Task goal: Could you count the lines below that include the word "instead" and give only the number?
- - - - - - -
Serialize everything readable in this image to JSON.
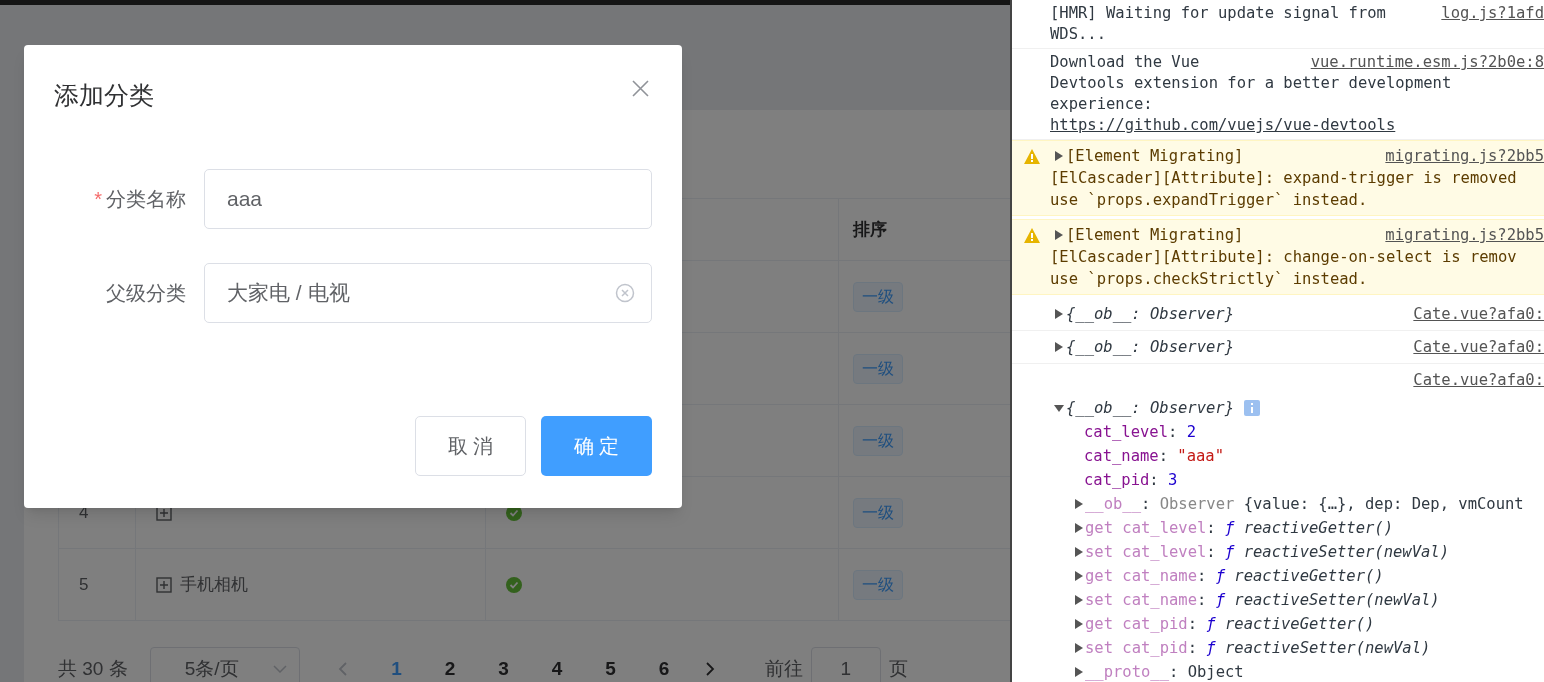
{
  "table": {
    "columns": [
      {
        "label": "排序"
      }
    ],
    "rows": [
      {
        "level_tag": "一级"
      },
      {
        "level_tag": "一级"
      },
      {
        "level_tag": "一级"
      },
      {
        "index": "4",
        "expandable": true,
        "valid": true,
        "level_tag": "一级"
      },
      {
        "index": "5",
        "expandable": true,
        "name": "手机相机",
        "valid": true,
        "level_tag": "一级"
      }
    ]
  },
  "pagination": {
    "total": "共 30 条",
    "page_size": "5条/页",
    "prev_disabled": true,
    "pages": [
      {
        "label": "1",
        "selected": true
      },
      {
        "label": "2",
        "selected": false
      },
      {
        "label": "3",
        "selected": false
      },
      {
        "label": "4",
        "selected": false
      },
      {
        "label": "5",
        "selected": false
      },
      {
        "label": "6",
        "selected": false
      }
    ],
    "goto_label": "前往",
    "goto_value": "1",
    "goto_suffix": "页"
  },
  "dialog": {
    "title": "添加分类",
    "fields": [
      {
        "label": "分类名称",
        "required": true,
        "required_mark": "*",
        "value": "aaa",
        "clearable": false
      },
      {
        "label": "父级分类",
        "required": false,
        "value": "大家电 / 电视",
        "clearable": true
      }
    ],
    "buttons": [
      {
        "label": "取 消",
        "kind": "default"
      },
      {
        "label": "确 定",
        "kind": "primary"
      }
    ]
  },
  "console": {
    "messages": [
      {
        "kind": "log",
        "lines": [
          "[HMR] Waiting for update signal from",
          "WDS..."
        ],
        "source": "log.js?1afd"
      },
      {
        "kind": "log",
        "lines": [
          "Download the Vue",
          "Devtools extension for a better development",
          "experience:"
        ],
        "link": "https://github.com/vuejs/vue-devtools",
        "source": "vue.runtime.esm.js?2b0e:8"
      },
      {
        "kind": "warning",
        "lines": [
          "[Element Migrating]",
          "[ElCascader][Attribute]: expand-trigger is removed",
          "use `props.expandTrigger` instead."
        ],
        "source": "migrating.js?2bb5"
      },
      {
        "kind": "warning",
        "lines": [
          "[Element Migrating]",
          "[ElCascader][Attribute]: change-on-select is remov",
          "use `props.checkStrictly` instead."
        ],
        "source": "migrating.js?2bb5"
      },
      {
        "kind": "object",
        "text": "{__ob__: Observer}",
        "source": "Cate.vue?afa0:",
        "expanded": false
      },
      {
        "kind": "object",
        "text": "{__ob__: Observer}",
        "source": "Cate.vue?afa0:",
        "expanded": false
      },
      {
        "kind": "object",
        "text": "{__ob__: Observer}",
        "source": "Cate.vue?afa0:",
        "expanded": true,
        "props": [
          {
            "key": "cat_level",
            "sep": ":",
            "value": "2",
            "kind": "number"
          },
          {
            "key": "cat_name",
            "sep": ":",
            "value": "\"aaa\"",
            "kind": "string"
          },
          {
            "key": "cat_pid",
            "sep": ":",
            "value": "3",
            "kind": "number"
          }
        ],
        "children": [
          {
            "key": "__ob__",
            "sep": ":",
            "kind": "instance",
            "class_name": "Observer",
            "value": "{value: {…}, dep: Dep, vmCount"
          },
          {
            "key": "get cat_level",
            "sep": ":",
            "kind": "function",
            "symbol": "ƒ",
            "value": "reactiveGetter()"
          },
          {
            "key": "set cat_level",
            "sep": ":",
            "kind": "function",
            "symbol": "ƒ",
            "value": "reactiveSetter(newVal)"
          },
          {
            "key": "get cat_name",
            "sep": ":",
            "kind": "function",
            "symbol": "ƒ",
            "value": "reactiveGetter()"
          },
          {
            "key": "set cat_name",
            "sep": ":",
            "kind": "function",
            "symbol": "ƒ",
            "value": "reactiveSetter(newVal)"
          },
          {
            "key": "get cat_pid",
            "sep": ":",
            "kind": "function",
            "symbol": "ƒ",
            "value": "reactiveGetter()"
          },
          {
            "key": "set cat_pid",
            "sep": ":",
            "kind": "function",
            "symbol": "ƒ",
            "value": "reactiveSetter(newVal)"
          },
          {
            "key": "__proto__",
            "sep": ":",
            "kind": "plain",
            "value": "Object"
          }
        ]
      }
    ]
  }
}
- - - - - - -
Response: 2